Please reproduce the data exactly, excluding any pictures it contains.

Stored entries:
-- Opening Marker --

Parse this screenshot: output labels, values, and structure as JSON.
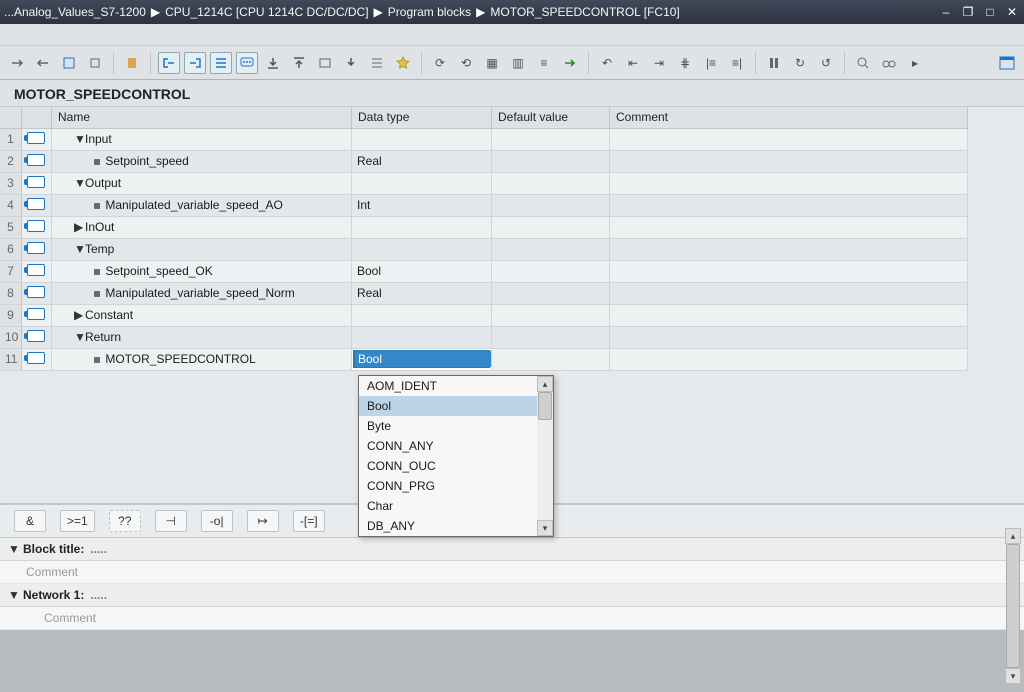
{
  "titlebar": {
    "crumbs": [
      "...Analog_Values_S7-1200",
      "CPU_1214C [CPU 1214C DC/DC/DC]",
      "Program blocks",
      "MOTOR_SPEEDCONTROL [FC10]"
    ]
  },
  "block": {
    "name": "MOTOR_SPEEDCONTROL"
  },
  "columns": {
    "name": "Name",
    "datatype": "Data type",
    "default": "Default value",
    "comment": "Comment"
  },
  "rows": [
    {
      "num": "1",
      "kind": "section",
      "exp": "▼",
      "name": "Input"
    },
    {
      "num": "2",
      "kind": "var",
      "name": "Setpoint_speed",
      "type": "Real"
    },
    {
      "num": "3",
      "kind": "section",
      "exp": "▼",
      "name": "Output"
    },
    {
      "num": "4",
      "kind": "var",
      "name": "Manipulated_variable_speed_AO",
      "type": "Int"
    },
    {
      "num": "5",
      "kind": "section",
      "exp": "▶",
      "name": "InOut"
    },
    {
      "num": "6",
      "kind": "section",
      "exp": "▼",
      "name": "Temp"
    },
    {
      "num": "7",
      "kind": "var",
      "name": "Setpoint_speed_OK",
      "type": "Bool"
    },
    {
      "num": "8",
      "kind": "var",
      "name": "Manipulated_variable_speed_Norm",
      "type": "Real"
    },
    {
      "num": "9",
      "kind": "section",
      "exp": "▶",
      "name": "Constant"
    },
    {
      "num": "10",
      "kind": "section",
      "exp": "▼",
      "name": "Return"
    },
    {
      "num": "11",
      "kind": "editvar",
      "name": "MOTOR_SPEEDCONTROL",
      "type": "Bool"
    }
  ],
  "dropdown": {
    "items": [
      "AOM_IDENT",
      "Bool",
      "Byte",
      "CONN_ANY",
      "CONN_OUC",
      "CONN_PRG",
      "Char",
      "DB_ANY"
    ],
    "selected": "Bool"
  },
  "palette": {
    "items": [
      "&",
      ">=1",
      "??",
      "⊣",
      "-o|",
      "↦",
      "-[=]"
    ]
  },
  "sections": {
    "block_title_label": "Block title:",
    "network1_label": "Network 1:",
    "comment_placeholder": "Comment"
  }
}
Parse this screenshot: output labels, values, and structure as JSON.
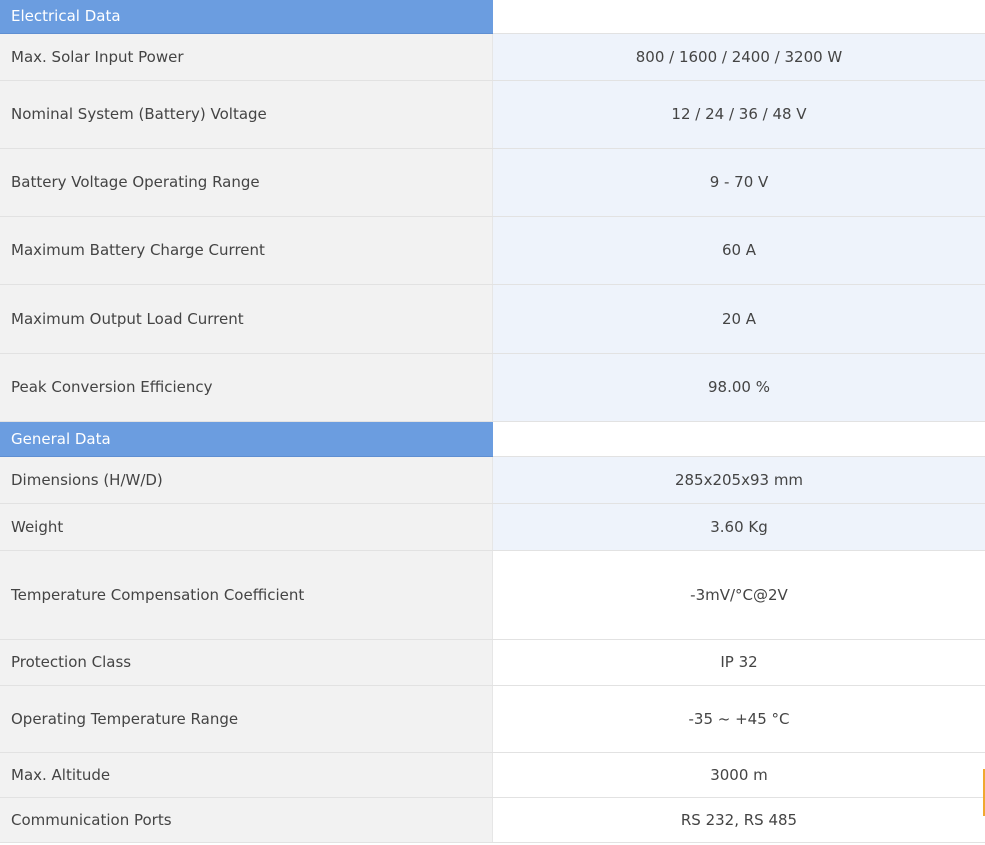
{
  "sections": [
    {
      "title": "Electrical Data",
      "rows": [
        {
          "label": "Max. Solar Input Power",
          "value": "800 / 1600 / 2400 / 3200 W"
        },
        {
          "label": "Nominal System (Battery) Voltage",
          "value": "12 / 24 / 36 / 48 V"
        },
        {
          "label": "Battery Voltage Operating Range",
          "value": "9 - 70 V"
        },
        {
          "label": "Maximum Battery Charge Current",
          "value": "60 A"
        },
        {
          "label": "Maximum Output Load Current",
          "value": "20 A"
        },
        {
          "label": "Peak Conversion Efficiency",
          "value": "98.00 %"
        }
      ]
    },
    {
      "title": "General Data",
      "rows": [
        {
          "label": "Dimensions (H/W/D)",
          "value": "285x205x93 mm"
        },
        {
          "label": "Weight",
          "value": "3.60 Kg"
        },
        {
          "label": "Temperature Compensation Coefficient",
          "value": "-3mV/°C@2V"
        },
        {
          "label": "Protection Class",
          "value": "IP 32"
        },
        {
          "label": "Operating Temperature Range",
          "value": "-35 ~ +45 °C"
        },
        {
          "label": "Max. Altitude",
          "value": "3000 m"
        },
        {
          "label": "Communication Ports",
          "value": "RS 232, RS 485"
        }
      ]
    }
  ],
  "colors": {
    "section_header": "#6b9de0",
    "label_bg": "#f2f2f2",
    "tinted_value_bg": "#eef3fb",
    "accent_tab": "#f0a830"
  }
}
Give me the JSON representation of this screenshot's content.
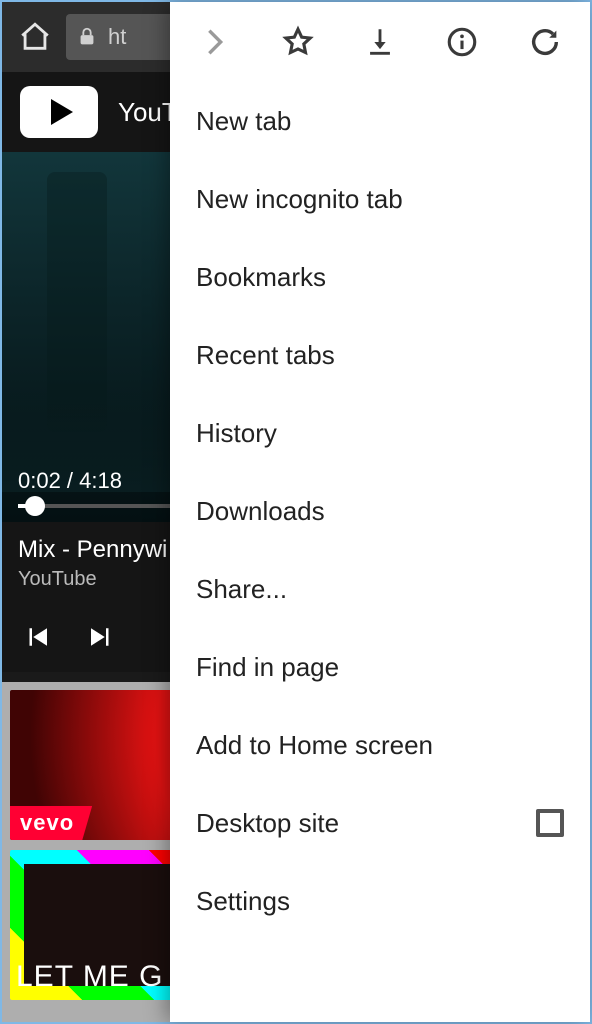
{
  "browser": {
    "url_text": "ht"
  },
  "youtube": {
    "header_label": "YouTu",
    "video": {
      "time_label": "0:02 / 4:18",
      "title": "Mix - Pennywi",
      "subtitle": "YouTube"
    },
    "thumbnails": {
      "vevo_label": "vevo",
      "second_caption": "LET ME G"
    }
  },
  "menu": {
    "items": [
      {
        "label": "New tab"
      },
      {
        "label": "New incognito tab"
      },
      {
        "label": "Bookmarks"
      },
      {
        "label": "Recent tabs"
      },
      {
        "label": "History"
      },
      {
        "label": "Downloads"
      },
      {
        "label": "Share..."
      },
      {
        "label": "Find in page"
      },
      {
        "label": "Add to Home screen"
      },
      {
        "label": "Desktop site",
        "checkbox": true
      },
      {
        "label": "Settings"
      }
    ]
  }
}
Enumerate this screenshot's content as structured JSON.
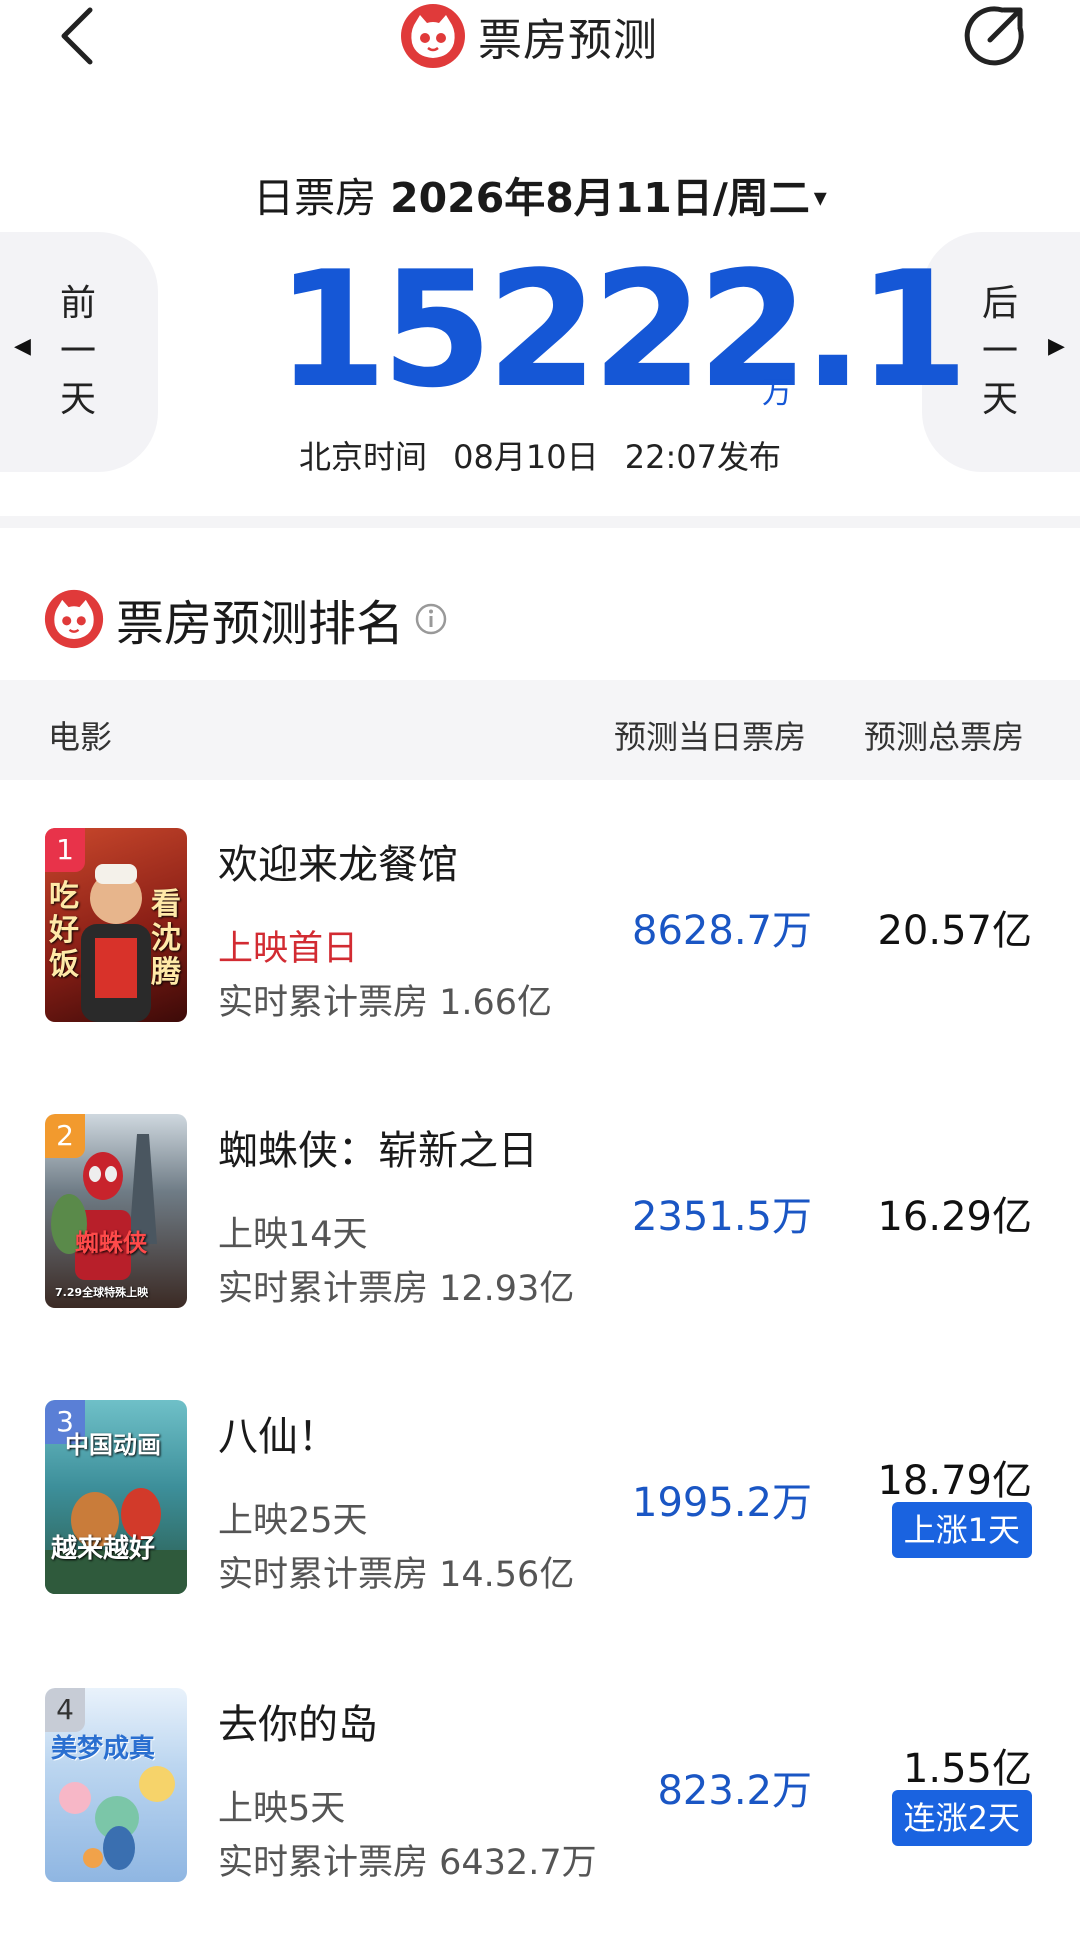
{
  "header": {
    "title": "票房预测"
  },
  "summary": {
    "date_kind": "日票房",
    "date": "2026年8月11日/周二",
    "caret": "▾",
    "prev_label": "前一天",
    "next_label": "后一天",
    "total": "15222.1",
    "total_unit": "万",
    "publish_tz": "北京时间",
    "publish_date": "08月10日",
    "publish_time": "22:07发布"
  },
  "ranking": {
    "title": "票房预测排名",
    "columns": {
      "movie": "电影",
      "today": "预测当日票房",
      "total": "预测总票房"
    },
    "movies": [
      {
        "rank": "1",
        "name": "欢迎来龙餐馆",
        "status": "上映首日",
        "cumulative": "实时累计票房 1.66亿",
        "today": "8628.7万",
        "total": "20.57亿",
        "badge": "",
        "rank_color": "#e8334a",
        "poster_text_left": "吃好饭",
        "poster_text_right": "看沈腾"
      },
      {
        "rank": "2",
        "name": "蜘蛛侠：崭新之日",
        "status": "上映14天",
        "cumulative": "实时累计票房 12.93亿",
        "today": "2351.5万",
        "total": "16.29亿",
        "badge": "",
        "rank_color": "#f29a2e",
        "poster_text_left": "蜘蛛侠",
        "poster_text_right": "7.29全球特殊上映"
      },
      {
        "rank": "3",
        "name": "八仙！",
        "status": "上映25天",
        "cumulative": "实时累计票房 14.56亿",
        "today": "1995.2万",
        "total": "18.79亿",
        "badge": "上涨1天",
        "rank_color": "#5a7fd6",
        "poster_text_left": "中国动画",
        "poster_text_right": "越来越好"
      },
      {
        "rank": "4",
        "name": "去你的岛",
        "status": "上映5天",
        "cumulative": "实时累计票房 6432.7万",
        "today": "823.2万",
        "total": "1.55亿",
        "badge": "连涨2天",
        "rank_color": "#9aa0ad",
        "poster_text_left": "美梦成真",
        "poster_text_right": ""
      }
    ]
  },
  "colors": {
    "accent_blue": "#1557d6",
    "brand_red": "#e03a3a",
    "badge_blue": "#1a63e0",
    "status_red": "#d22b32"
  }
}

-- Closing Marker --

Answer to this exercise:
Parse this screenshot: output labels, values, and structure as JSON.
{
  "titlebar": {
    "crumbs": [
      "...Analog_Values_S7-1200",
      "CPU_1214C [CPU 1214C DC/DC/DC]",
      "Program blocks",
      "MOTOR_SPEEDCONTROL [FC10]"
    ]
  },
  "block": {
    "name": "MOTOR_SPEEDCONTROL"
  },
  "columns": {
    "name": "Name",
    "datatype": "Data type",
    "default": "Default value",
    "comment": "Comment"
  },
  "rows": [
    {
      "num": "1",
      "kind": "section",
      "exp": "▼",
      "name": "Input"
    },
    {
      "num": "2",
      "kind": "var",
      "name": "Setpoint_speed",
      "type": "Real"
    },
    {
      "num": "3",
      "kind": "section",
      "exp": "▼",
      "name": "Output"
    },
    {
      "num": "4",
      "kind": "var",
      "name": "Manipulated_variable_speed_AO",
      "type": "Int"
    },
    {
      "num": "5",
      "kind": "section",
      "exp": "▶",
      "name": "InOut"
    },
    {
      "num": "6",
      "kind": "section",
      "exp": "▼",
      "name": "Temp"
    },
    {
      "num": "7",
      "kind": "var",
      "name": "Setpoint_speed_OK",
      "type": "Bool"
    },
    {
      "num": "8",
      "kind": "var",
      "name": "Manipulated_variable_speed_Norm",
      "type": "Real"
    },
    {
      "num": "9",
      "kind": "section",
      "exp": "▶",
      "name": "Constant"
    },
    {
      "num": "10",
      "kind": "section",
      "exp": "▼",
      "name": "Return"
    },
    {
      "num": "11",
      "kind": "editvar",
      "name": "MOTOR_SPEEDCONTROL",
      "type": "Bool"
    }
  ],
  "dropdown": {
    "items": [
      "AOM_IDENT",
      "Bool",
      "Byte",
      "CONN_ANY",
      "CONN_OUC",
      "CONN_PRG",
      "Char",
      "DB_ANY"
    ],
    "selected": "Bool"
  },
  "palette": {
    "items": [
      "&",
      ">=1",
      "??",
      "⊣",
      "-o|",
      "↦",
      "-[=]"
    ]
  },
  "sections": {
    "block_title_label": "Block title:",
    "network1_label": "Network 1:",
    "comment_placeholder": "Comment"
  }
}
Parse this screenshot: output labels, values, and structure as JSON.
{
  "sections": [
    {
      "title": "Electrical Data",
      "rows": [
        {
          "label": "Max. Solar Input Power",
          "value": "800 / 1600 / 2400 / 3200 W"
        },
        {
          "label": "Nominal System (Battery) Voltage",
          "value": "12 / 24 / 36 / 48 V"
        },
        {
          "label": "Battery Voltage Operating Range",
          "value": "9 - 70 V"
        },
        {
          "label": "Maximum Battery Charge Current",
          "value": "60 A"
        },
        {
          "label": "Maximum Output Load Current",
          "value": "20 A"
        },
        {
          "label": "Peak Conversion Efficiency",
          "value": "98.00 %"
        }
      ]
    },
    {
      "title": "General Data",
      "rows": [
        {
          "label": "Dimensions (H/W/D)",
          "value": "285x205x93 mm"
        },
        {
          "label": "Weight",
          "value": "3.60 Kg"
        },
        {
          "label": "Temperature Compensation Coefficient",
          "value": "-3mV/°C@2V"
        },
        {
          "label": "Protection Class",
          "value": "IP 32"
        },
        {
          "label": "Operating Temperature Range",
          "value": "-35 ~ +45 °C"
        },
        {
          "label": "Max. Altitude",
          "value": "3000 m"
        },
        {
          "label": "Communication Ports",
          "value": "RS 232, RS 485"
        }
      ]
    }
  ],
  "colors": {
    "section_header": "#6b9de0",
    "label_bg": "#f2f2f2",
    "tinted_value_bg": "#eef3fb",
    "accent_tab": "#f0a830"
  }
}
Give me the JSON representation of this screenshot's content.
{
  "browser": {
    "url_text": "ht"
  },
  "youtube": {
    "header_label": "YouTu",
    "video": {
      "time_label": "0:02 / 4:18",
      "title": "Mix - Pennywi",
      "subtitle": "YouTube"
    },
    "thumbnails": {
      "vevo_label": "vevo",
      "second_caption": "LET ME G"
    }
  },
  "menu": {
    "items": [
      {
        "label": "New tab"
      },
      {
        "label": "New incognito tab"
      },
      {
        "label": "Bookmarks"
      },
      {
        "label": "Recent tabs"
      },
      {
        "label": "History"
      },
      {
        "label": "Downloads"
      },
      {
        "label": "Share..."
      },
      {
        "label": "Find in page"
      },
      {
        "label": "Add to Home screen"
      },
      {
        "label": "Desktop site",
        "checkbox": true
      },
      {
        "label": "Settings"
      }
    ]
  }
}
Enumerate this screenshot's content as structured JSON.
{
  "header": {
    "title": "票房预测"
  },
  "summary": {
    "date_kind": "日票房",
    "date": "2026年8月11日/周二",
    "caret": "▾",
    "prev_label": "前一天",
    "next_label": "后一天",
    "total": "15222.1",
    "total_unit": "万",
    "publish_tz": "北京时间",
    "publish_date": "08月10日",
    "publish_time": "22:07发布"
  },
  "ranking": {
    "title": "票房预测排名",
    "columns": {
      "movie": "电影",
      "today": "预测当日票房",
      "total": "预测总票房"
    },
    "movies": [
      {
        "rank": "1",
        "name": "欢迎来龙餐馆",
        "status": "上映首日",
        "cumulative": "实时累计票房 1.66亿",
        "today": "8628.7万",
        "total": "20.57亿",
        "badge": "",
        "rank_color": "#e8334a",
        "poster_text_left": "吃好饭",
        "poster_text_right": "看沈腾"
      },
      {
        "rank": "2",
        "name": "蜘蛛侠：崭新之日",
        "status": "上映14天",
        "cumulative": "实时累计票房 12.93亿",
        "today": "2351.5万",
        "total": "16.29亿",
        "badge": "",
        "rank_color": "#f29a2e",
        "poster_text_left": "蜘蛛侠",
        "poster_text_right": "7.29全球特殊上映"
      },
      {
        "rank": "3",
        "name": "八仙！",
        "status": "上映25天",
        "cumulative": "实时累计票房 14.56亿",
        "today": "1995.2万",
        "total": "18.79亿",
        "badge": "上涨1天",
        "rank_color": "#5a7fd6",
        "poster_text_left": "中国动画",
        "poster_text_right": "越来越好"
      },
      {
        "rank": "4",
        "name": "去你的岛",
        "status": "上映5天",
        "cumulative": "实时累计票房 6432.7万",
        "today": "823.2万",
        "total": "1.55亿",
        "badge": "连涨2天",
        "rank_color": "#9aa0ad",
        "poster_text_left": "美梦成真",
        "poster_text_right": ""
      }
    ]
  },
  "colors": {
    "accent_blue": "#1557d6",
    "brand_red": "#e03a3a",
    "badge_blue": "#1a63e0",
    "status_red": "#d22b32"
  }
}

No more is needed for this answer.